Ack! The Ackerman Institute, an Uptown Stalwart, Buys Downtown

The Ackerman Institute's longtime home.

The Ackerman Institute’s longtime home.

Change can be therapeutic: seeking a different perspective, simplifying one’s life, moving to a new part of town.

The Ackerman Institute for the Family‘s impending move isn’t really a happy occasion. The famed family and couples therapy center needed to learn how to live within more modest means after it lost $3.3 million in Bernie Madoff’s Ponzi scheme. But we certainly hope that the Institute can move past its former financial traumas and embrace the life that it is living now. A life that will, by the looks of it, be lived downtown in the Flatiron District.

The Institute has just just purchased two commercial condo units at 936 Broadway, according to city records.

The Institute listed its 10,000-square-foot townhouse for $16.9 million 2009 and has an agreement to sell its longtime home at 149-151 East 78th Street to Spruce 317 West 77th Street and 78 RPM Owner LLC.

The Ackerman Institute's new home?

The Ackerman Institute’s new home?

City records show that the Ackerman Institute paid $5.78 million for building unit No. 200 and $1.9 million for No. 301, for a total of $7.68 million.
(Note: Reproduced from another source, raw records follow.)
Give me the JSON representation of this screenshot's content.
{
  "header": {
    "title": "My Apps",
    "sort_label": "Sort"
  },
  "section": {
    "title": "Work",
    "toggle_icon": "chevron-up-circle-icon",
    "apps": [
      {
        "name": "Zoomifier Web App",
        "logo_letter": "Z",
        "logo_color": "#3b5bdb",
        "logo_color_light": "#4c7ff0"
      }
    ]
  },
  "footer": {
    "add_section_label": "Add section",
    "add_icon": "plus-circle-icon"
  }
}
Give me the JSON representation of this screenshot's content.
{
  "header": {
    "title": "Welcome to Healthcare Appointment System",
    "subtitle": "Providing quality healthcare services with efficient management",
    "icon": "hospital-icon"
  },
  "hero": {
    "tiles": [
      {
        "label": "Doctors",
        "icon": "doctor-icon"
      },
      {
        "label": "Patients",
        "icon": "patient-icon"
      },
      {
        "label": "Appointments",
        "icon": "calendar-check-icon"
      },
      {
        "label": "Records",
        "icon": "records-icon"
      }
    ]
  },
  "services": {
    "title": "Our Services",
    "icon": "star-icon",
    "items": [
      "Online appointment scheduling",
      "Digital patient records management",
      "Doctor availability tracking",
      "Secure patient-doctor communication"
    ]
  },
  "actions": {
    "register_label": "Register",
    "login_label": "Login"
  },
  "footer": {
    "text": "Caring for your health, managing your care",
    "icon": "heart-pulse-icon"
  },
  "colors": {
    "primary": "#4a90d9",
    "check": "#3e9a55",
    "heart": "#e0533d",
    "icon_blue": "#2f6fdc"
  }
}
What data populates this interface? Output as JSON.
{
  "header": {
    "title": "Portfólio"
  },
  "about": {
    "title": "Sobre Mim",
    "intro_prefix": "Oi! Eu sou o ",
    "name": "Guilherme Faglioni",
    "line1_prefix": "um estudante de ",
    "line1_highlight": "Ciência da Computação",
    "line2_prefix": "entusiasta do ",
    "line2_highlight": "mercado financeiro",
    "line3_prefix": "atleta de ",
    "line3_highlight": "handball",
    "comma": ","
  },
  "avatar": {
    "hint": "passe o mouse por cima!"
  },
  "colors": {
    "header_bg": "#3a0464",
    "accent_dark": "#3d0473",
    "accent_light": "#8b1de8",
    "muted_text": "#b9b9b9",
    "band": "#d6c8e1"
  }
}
The Institute did not return a call looking to confirm whether this address will be its new home.

That might seem like a lot of dough until you consider that the Ackerman Institute will likely get something in the $16 million to $17 million range for its Upper East Side manse.

The sellers of the two units were Bielow Realty Corp. and 3rd Floor BWY, LLC. Conceivably, the Institute could be buying commercial condo units for another purpose, but a source tells us that the townhouse sale agreement stipulates that the Institute be out by October 2013, so they do need to move somewhere very soon.

Moreover, Spruce 317 West 77th Street and 78 RPM Owner LLCs just closed on the two townhouses next door, so they may be eager to start doing whatever they’re going to do with their 57-feet of street frontage and more than 40,000 square feet of air rights.

kvelsey@observer.com